• Conversion rates – whether this is through contact form submissions, sourcing, or live chats turned proposals, your website leads and conversions will tell you exactly how successful your website is at selling your services.

Have an awesome, strategic web design.

Design is not as subjective as you might think. Well-designed websites sell, and, vice versa, websites that sell are well-designed.

Test your website’s design in two different ways:

1) Ask a middle school or high school aged kid what they think of your website’s design. They’re online more often than any of us and know when a site looks good and when it looks like it was created before they were born.

2) Go to www.usabilityhub.com and compare your design to competition—this tool is free! Here’s what to do: Take a screen shot of your site and of all your competition. Set up tests that place your design and a competitor side by side and ask the question, “Which site would you rather do business with?” Publish your test and random visitors will answer your question. Refine based on feedback and test again!

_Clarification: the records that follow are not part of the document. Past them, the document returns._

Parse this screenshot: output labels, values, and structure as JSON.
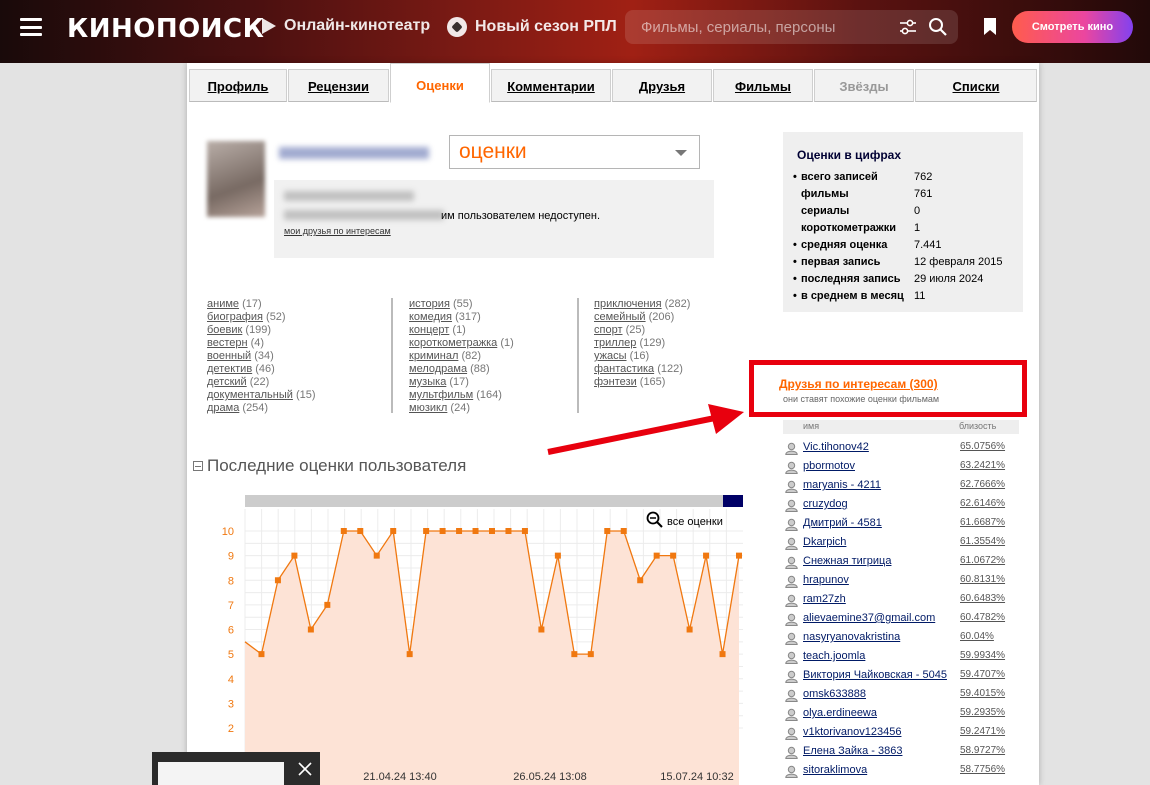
{
  "header": {
    "logo": "КИНОПОИСК",
    "nav_online": "Онлайн-кинотеатр",
    "nav_rpl": "Новый сезон РПЛ",
    "search_placeholder": "Фильмы, сериалы, персоны",
    "watch_button": "Смотреть кино"
  },
  "tabs": [
    "Профиль",
    "Рецензии",
    "Оценки",
    "Комментарии",
    "Друзья",
    "Фильмы",
    "Звёзды",
    "Списки"
  ],
  "profile": {
    "select_value": "оценки",
    "info_text": "им пользователем недоступен.",
    "friends_by_interest_link": "мои друзья по интересам"
  },
  "genres": {
    "col1": [
      [
        "аниме",
        "(17)"
      ],
      [
        "биография",
        "(52)"
      ],
      [
        "боевик",
        "(199)"
      ],
      [
        "вестерн",
        "(4)"
      ],
      [
        "военный",
        "(34)"
      ],
      [
        "детектив",
        "(46)"
      ],
      [
        "детский",
        "(22)"
      ],
      [
        "документальный",
        "(15)"
      ],
      [
        "драма",
        "(254)"
      ]
    ],
    "col2": [
      [
        "история",
        "(55)"
      ],
      [
        "комедия",
        "(317)"
      ],
      [
        "концерт",
        "(1)"
      ],
      [
        "короткометражка",
        "(1)"
      ],
      [
        "криминал",
        "(82)"
      ],
      [
        "мелодрама",
        "(88)"
      ],
      [
        "музыка",
        "(17)"
      ],
      [
        "мультфильм",
        "(164)"
      ],
      [
        "мюзикл",
        "(24)"
      ]
    ],
    "col3": [
      [
        "приключения",
        "(282)"
      ],
      [
        "семейный",
        "(206)"
      ],
      [
        "спорт",
        "(25)"
      ],
      [
        "триллер",
        "(129)"
      ],
      [
        "ужасы",
        "(16)"
      ],
      [
        "фантастика",
        "(122)"
      ],
      [
        "фэнтези",
        "(165)"
      ]
    ]
  },
  "section_title": "Последние оценки пользователя",
  "chart_data": {
    "type": "area",
    "y_ticks": [
      "2",
      "3",
      "4",
      "5",
      "6",
      "7",
      "8",
      "9",
      "10"
    ],
    "x_labels": [
      "21.04.24 13:40",
      "26.05.24 13:08",
      "15.07.24 10:32"
    ],
    "values": [
      5.5,
      5,
      8,
      9,
      6,
      7,
      10,
      10,
      9,
      10,
      5,
      10,
      10,
      10,
      10,
      10,
      10,
      10,
      6,
      9,
      5,
      5,
      10,
      10,
      8,
      9,
      9,
      6,
      9,
      5,
      9
    ],
    "all_ratings_label": "все оценки",
    "colors": {
      "line": "#f07810",
      "fill": "#fde3d6",
      "tick": "#f07810"
    }
  },
  "stats": {
    "title": "Оценки в цифрах",
    "rows": [
      {
        "k": "всего записей",
        "v": "762",
        "bullet": true
      },
      {
        "k": "фильмы",
        "v": "761",
        "bullet": false
      },
      {
        "k": "сериалы",
        "v": "0",
        "bullet": false
      },
      {
        "k": "короткометражки",
        "v": "1",
        "bullet": false
      },
      {
        "k": "средняя оценка",
        "v": "7.441",
        "bullet": true
      },
      {
        "k": "первая запись",
        "v": "12 февраля 2015",
        "bullet": true
      },
      {
        "k": "последняя запись",
        "v": "29 июля 2024",
        "bullet": true
      },
      {
        "k": "в среднем в месяц",
        "v": "11",
        "bullet": true
      }
    ]
  },
  "friends": {
    "title": "Друзья по интересам (300)",
    "subtitle": "они ставят похожие оценки фильмам",
    "col_name": "имя",
    "col_close": "близость",
    "list": [
      [
        "Vic.tihonov42",
        "65.0756%"
      ],
      [
        "pbormotov",
        "63.2421%"
      ],
      [
        "maryanis - 4211",
        "62.7666%"
      ],
      [
        "cruzydog",
        "62.6146%"
      ],
      [
        "Дмитрий - 4581",
        "61.6687%"
      ],
      [
        "Dkarpich",
        "61.3554%"
      ],
      [
        "Снежная тигрица",
        "61.0672%"
      ],
      [
        "hrapunov",
        "60.8131%"
      ],
      [
        "ram27zh",
        "60.6483%"
      ],
      [
        "alievaemine37@gmail.com",
        "60.4782%"
      ],
      [
        "nasyryanovakristina",
        "60.04%"
      ],
      [
        "teach.joomla",
        "59.9934%"
      ],
      [
        "Виктория Чайковская - 5045",
        "59.4707%"
      ],
      [
        "omsk633888",
        "59.4015%"
      ],
      [
        "olya.erdineewa",
        "59.2935%"
      ],
      [
        "v1ktorivanov123456",
        "59.2471%"
      ],
      [
        "Елена Зайка - 3863",
        "58.9727%"
      ],
      [
        "sitoraklimova",
        "58.7756%"
      ]
    ]
  }
}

A well-designed website lets visitors quickly recognize the information they want. It distinguishes your target markets so your visitors can acknowledge where they need to go as quickly as possible to find the information they want and need. These sites will have perfectly laid out the path to purchase so clearly that anyone could do it.

A well-designed site speaks for the brand—seamlessly molding content and design to appear as though each component was built simultaneously and purposefully.

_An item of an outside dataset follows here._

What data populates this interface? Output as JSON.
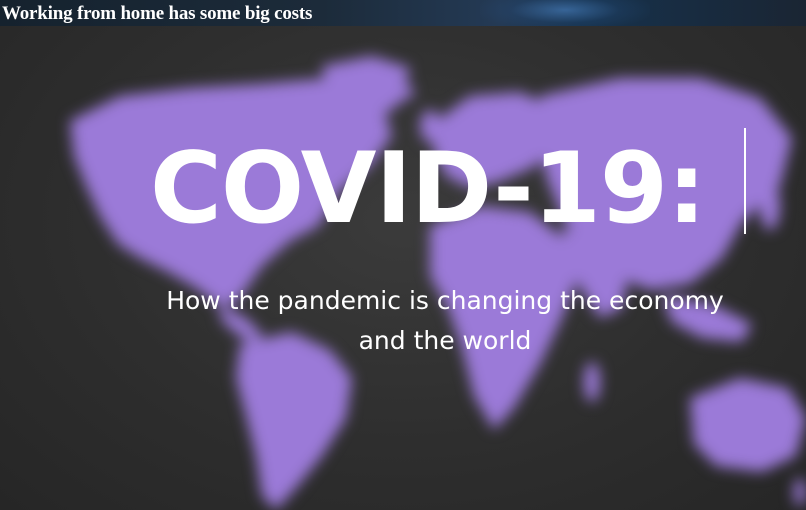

Optimize site for local SEO.

Just about every catering company relies heavily on local SEO (Search Engine Optimization) to attract new business, so why not make it easy for Google to trust your site and rank you highly?

If you’re not familiar with it, local SEO is optimizing your site to rank highly in search results for location-based services, (i.e., catering San Francisco). It includes appearing in organic results and on Google Maps.

Enhance your website for local search by executing these two things:

1) Put your address in the footer of every page. In fact, you should mention your location in these three key spots:

a.     Title tag

b.     H1

c.      Page content

 

2) Also, create (or claim), verify, and maintain your Google Places and Business page. Get great reviews—they help your presence on Google, not to mention potential clients are more likely to take a deeper look at you because of them.

Optimize your site for both potential clients and you.

Your site should also be easy to use on your end—and we’re not just talking about the user-friendly WordPress, which we fully stand behind.

Get inbound leads through your contact form. It is one of the biggest ways your website will bring in new business. Create a contact form for conversion that’s optimized for both you and your potential client.

Get inbound leads with great content:

Create useful content that keeps people on the site and also encourages social sharing in these three steps:

1) Create a strategic content plan; then execute it so that people get onto your site through related searches.

For example, a content plan might include eight to 10 blog posts, varying in length, based on your key search terms for a select period of the year. The goal would be to increase website users interested in that specific key term(s), i.e., wedding caterers in New York City.

2) Promote your partners, as in venues and vendors. This will strengthen relationships and increase sharing opportunities.

3) Offer potential employee applications on your site along with career opportunities, as necessary.

Of course, a website should truly and honestly be a representation of your company, no matter what. These are some really important tools and tips to help you take that online representation of your company and really sell.

 

Molly Meyer is with www.nuphoriq.com, helping caterers grow their businesses, with an emphasis on website leads and growth.